Members of groups don’t need to be “friends” in Facebook, so a group can be a way of allowing people with a common interest to interact. So I established Facebook groups for my daughter’s basketball team last year and her volleyball team this year. We’ll do this again for basketball season. So we can share links to news stories and upload video and photos, all without a bunch of high school students needing to be my “friends.”

If the people who are part of your “target population” are already in Facebook, a group can be a great way to bring them together, as we did for this Mayo Clinic Career Festival group, where we added about 350 members in a single day.

If you’re forming a group entirely made up of people from your workplace, a Yammer Group is a much better option than a Facebook group. But if you need to mix people from your workplace with others outside your company, a Facebook group can be a good solution.

Add to FacebookAdd to DiggAdd to Del.icio.usAdd to StumbleuponAdd to RedditAdd to BlinklistAdd to Ma.gnoliaAdd to TechnoratiAdd to FurlAdd to Newsvine

Yammer 107: Avoiding Yammer Email Overload

A couple of colleagues have mentioned that with the recent upgrade to Yammer they have been getting many more emails than they had previously. This post is intended to show them how to prevent the overload, and how to be sure they get the emails they want.
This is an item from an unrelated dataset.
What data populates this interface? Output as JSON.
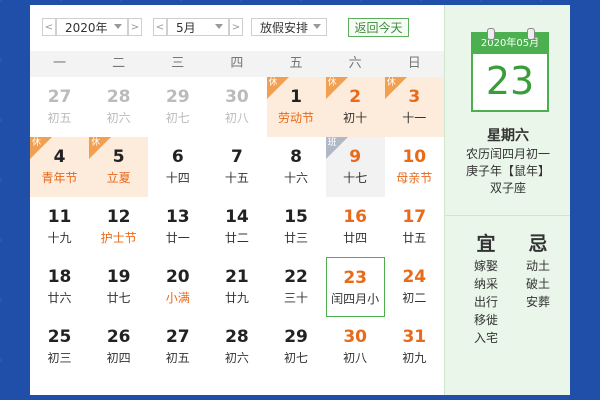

By default, the new Yammer has you subscribe to your general network feed (in our case the mayo.edu network.) That may be fine when you only have a few dozen members who aren’t especially active. But as the numbers grow, and as people start yammering incessantly, you don’t want to get an email message every time.
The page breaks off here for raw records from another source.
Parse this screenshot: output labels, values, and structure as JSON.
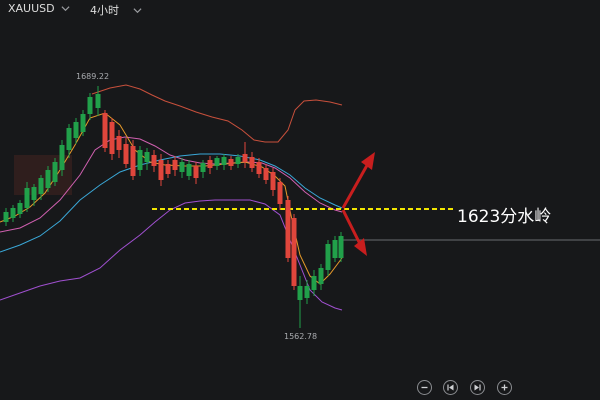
{
  "toolbar": {
    "symbol": "XAUUSD",
    "timeframe": "4小时"
  },
  "annotations": {
    "high_label": "1689.22",
    "low_label": "1562.78",
    "level_callout": "1623分水岭"
  },
  "colors": {
    "background": "#17181a",
    "up_candle": "#21a04a",
    "down_candle": "#e0463c",
    "ma_fast": "#e69a2a",
    "ma_slow": "#3aa8d8",
    "boll_upper": "#c8503c",
    "boll_lower": "#a050d0",
    "boll_mid": "#d060b0",
    "level_line": "#f2e600",
    "arrow": "#c81e1e"
  },
  "controls": [
    {
      "name": "zoom-out-icon"
    },
    {
      "name": "step-back-icon"
    },
    {
      "name": "step-forward-icon"
    },
    {
      "name": "zoom-in-icon"
    }
  ]
}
So, to preserve your sanity (and to realize the promise of Yammer to make your emails more targeted and relevant, not overwhelming), here’s how I recommend adjusting your settings.
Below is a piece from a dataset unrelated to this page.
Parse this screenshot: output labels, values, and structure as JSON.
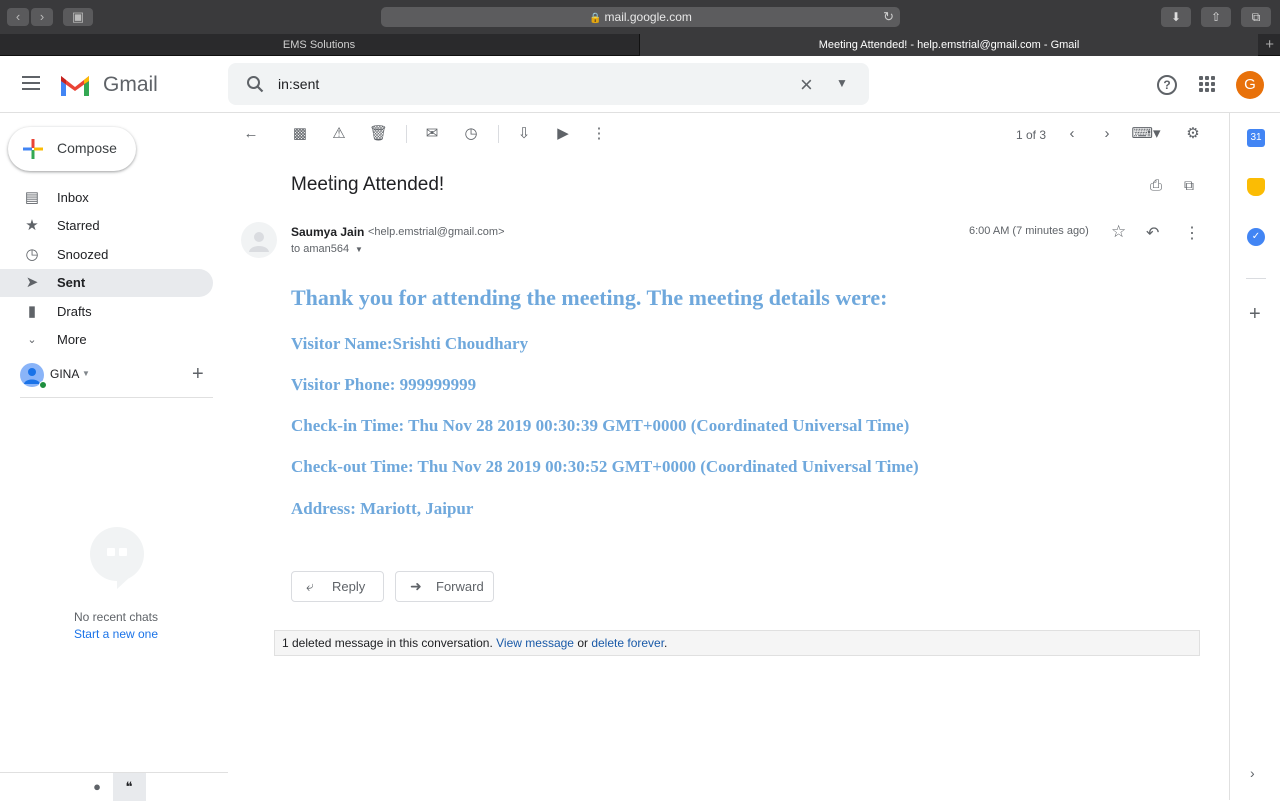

On your Yammer home page, click the little (i) next to My Feed

Then, when you see a window like this, be sure to uncheck the top box, next to your Network feed (the one that refers to your email domain’s general feed)

Then click the Members, Groups and Tags links to select the updates you do want to receive by email. You may want to follow your manager or assistant, for instance, under the Members tab. You will definitely want to receive yammer email updates for a Group established for your work unit. And as described in Yammer 103, you’ll want to follow some tags about particular topics, even if they aren’t from a member of one of your groups.

Then you might want to go to the email settings tab and choose to get not only “My Feed” sent by email, but also to have new groups you join added to your feed. That way you don’t need to remember to update your email settings whenever you join a group.

And you wouldn’t join a group unless you wanted email updates, would you?

Once you’ve got these settings in place, it’s a matter of all users learning to Yammer in the right place.

  1. If you have a general observation or information that would be helpful for reference, Yammer from your home page, with tags as appropriate (by adding a # in front of key #words or #key-phrases.) That way, people who aren’t part of one of your groups can have access to the information.
  2. If you want to send a message to a specific group (e.g. the Department, your division or one of your project teams), post your Yammer from that group page. All group members who have their settings right will get the message. They can reply by email and have their responses logged by Yammer. Everything will be saved in chronological order, and you can delete the messages from your email inbox, knowing that you can search for them later in Yammer if necessary.

In this way, Yammer can make it easier to collaborate and share information within a group (and keep the discussion limited to that group) when necessary, but can enable broader discussions and access to information when the need for confidentiality isn’t as great.

Let me know how these settings work for you, in reducing unwanted emails. Please share your thoughts and experiences in the comments below.

Add to FacebookAdd to DiggAdd to Del.icio.usAdd to StumbleuponAdd to RedditAdd to BlinklistAdd to Ma.gnoliaAdd to TechnoratiAdd to FurlAdd to Newsvine